timestream n. 1944 P. S. Miller As Never Was in Astounding Science-Fiction Jan. 34/1 As any schoolchild learns, the time shuttler who goes into the past introduces an alien variable into the spacio-temporal matrix at the instant when he emerges. The time stream forks, an alternative universe is born in which his visit is given its proper place, and when he returns it will be to a future level in the new world which he has created. His own universe is forever barred to him.
universe n. 1970 P. S. Miller Reference Library in Analog Science Fiction Apr. 162/1 The great ‘Lensman’ series here in Astounding showed us another such universe, one facet at a time. Isaac Asimov’s ‘Foundation’ stories…James Schmitz’s of the Hub worlds and A. Bertram Chandler’s of the galactic Rim…Fred Saberhagen’s chronicles of the Berserker machines…we all have our favorites. The greatest in recent years has probably been ‘Cordwainer Smith’s’ wonderful construction, but one of the richest and most vivid is the universe in which Poul Anderson sets many of his stories.
universe n. 1970 P. S. Miller Reference Library in Analog Science Fiction/Science Fact Apr. 162/1 Such stories fall into two main categories, both well represented in science fiction. There is the string-of-beads pattern—more or less independent exploits of the same character in the manner of Tom Swift or Captain Future. We also have the more thoughtfully constructed series in which the storyteller dips into a fully worked-out imaginary universe. My first memories of this kind of science-fictional universe are Edmond Hamilton’s galactic adventure yarns for Weird Tales.

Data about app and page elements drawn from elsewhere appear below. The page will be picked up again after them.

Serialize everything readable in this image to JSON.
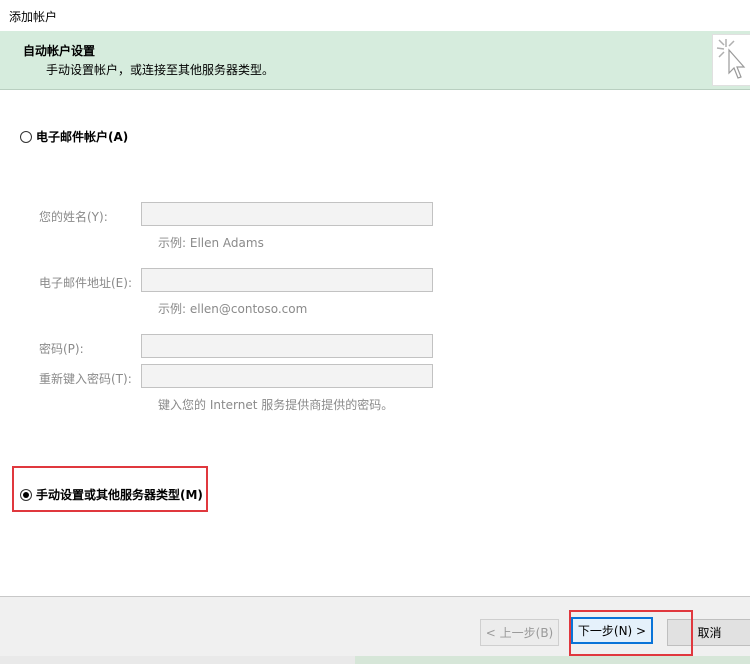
{
  "window": {
    "title": "添加帐户"
  },
  "header": {
    "title": "自动帐户设置",
    "subtitle": "手动设置帐户，或连接至其他服务器类型。",
    "icon": "cursor-sparkle-icon"
  },
  "email_option": {
    "label": "电子邮件帐户(A)",
    "selected": false
  },
  "fields": {
    "name_label": "您的姓名(Y):",
    "name_value": "",
    "name_hint": "示例: Ellen Adams",
    "email_label": "电子邮件地址(E):",
    "email_value": "",
    "email_hint": "示例: ellen@contoso.com",
    "password_label": "密码(P):",
    "password_value": "",
    "retype_label": "重新键入密码(T):",
    "retype_value": "",
    "password_hint": "键入您的 Internet 服务提供商提供的密码。"
  },
  "manual_option": {
    "label": "手动设置或其他服务器类型(M)",
    "selected": true
  },
  "buttons": {
    "prev": "< 上一步(B)",
    "next": "下一步(N) >",
    "cancel": "取消"
  },
  "colors": {
    "header_bg": "#d6ecdd",
    "highlight": "#e0383e",
    "focus": "#0a74d8"
  }
}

universe n. 1970 P. S. Miller Reference Library in Analog Science Fiction/Science Fact Apr. 170/1 Some day I hope some fan or fan organization—maybe the vigorous Australian Science Fiction Association in Chandler’s home territory—will put together a list of the Rim or ‘Expansion’ stories (since they are not all laid in the Rim Worlds but are all in a consistent future universe—or universes) and try to organize them in some kind of sequence.